Professor Emeritus Edward Sites developed the child welfare training program now used in every Pennsylvania county— one of the nation’s largest child welfare training systems and a model program for other states.




Larry Davis headshotLarry E. Davis Becomes Dean

Larry E. Davis arrives from Washington University in St. Louis, where he was the first African American in any discipline to be awarded tenure. He was a professor of social work and psychology and held the E. Desmond Lee Chair in Ethnic and Racial Diversity.



Center on Race and Social Problems Created

Founded by Dean Davis, the Center on Race and Social Problems (CRSP) conducts applied social science research on race, ethnicity, and color. CRSP focuses its research, publications, education, service, and events agenda on seven areas of focus: criminal justice; economic disparities; educational disparities; families, youth, and the elderly; health; mental health; and interracial group relations. It is the first such center to be created in any American school of social work.

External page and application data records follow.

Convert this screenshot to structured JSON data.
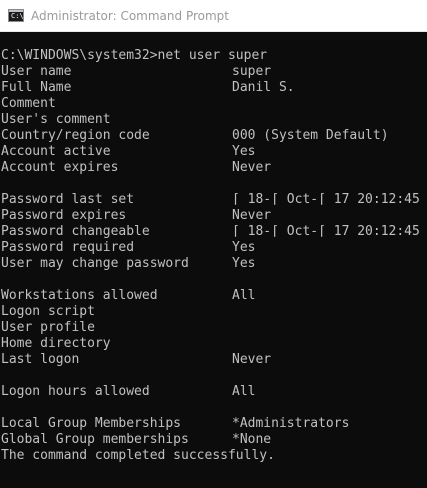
{
  "window": {
    "title": "Administrator: Command Prompt",
    "icon": "command-prompt-icon",
    "icon_glyph": "C:\\"
  },
  "console": {
    "command": "C:\\WINDOWS\\system32>net user super",
    "rows": [
      {
        "label": "User name",
        "value": "super"
      },
      {
        "label": "Full Name",
        "value": "Danil S."
      },
      {
        "label": "Comment",
        "value": ""
      },
      {
        "label": "User's comment",
        "value": ""
      },
      {
        "label": "Country/region code",
        "value": "000 (System Default)"
      },
      {
        "label": "Account active",
        "value": "Yes"
      },
      {
        "label": "Account expires",
        "value": "Never"
      },
      {
        "label": "",
        "value": ""
      },
      {
        "label": "Password last set",
        "value": "⌈ 18-⌈ Oct-⌈ 17 20:12:45"
      },
      {
        "label": "Password expires",
        "value": "Never"
      },
      {
        "label": "Password changeable",
        "value": "⌈ 18-⌈ Oct-⌈ 17 20:12:45"
      },
      {
        "label": "Password required",
        "value": "Yes"
      },
      {
        "label": "User may change password",
        "value": "Yes"
      },
      {
        "label": "",
        "value": ""
      },
      {
        "label": "Workstations allowed",
        "value": "All"
      },
      {
        "label": "Logon script",
        "value": ""
      },
      {
        "label": "User profile",
        "value": ""
      },
      {
        "label": "Home directory",
        "value": ""
      },
      {
        "label": "Last logon",
        "value": "Never"
      },
      {
        "label": "",
        "value": ""
      },
      {
        "label": "Logon hours allowed",
        "value": "All"
      },
      {
        "label": "",
        "value": ""
      },
      {
        "label": "Local Group Memberships",
        "value": "*Administrators"
      },
      {
        "label": "Global Group memberships",
        "value": "*None"
      }
    ],
    "completion": "The command completed successfully."
  }
}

group of doctoral graduates60th Anniversary

The School of Social Work doctoral program celebrates its 60th anniversary of bridging research with relevance. Doctoral graduates from all over the country attended the celebration. To date, more than 300 doctoral alumni have become leaders in social work research, education, administration, and planning.

Publication founded

The Center on Race and Social Problems publishes its first edition of the journal Race and Social Problems. The multiracial, multidisciplinary journal publishes works by both well- established and emerging scholars in an effort to provide a wide array of ideas on one of the most important social issues of our time.



Julian Bond giving a speech at the Race in America ConferenceRace in America Conference

The School of Social Work and the Center on Race and Social Problems host the largest conference on race ever held in the country. Race in America was a three-day event with 40 national speakers. It was attended by 1,200 educators and social workers from across the nation.



Community Organization Program Anniversary

The school’s community organization program marks its 55th year at Pitt, making it the first and oldest program of its kind in the nation.



School Ranked in the Top 10

In the newly released U.S. News & World Report rankings of graduate schools of social work, the University of Pittsburgh is ranked 10th among the 245 graduate social work programs in the country.



Child Welfare Reaches 1 Million Users

In response to Pennsylvania’s Act 31—which requires all professionals in the state who regularly come into contact with children to receive training in the recognition and reporting of child abuse—the University of Pittsburgh School of Social Work offers a comprehensive online training program free of charge. The program also is available to any member of the general public. The three-hour training program is available by visiting www.reportabusepa.pitt.edu.


group of three men in suit and ties

From left, Tracy Soska, chair of Community Organization and Social Administration, Jim Cunningham, now a professor emeritus from the School of Social Work, and Morton “Moe” Coleman, founder and director emeritus of Pitt’s Institute of Politics

Graduate student reading to children

A Pitt graduate student works at a Pittsburgh school as part of the Home and School Visitor Certificate Program.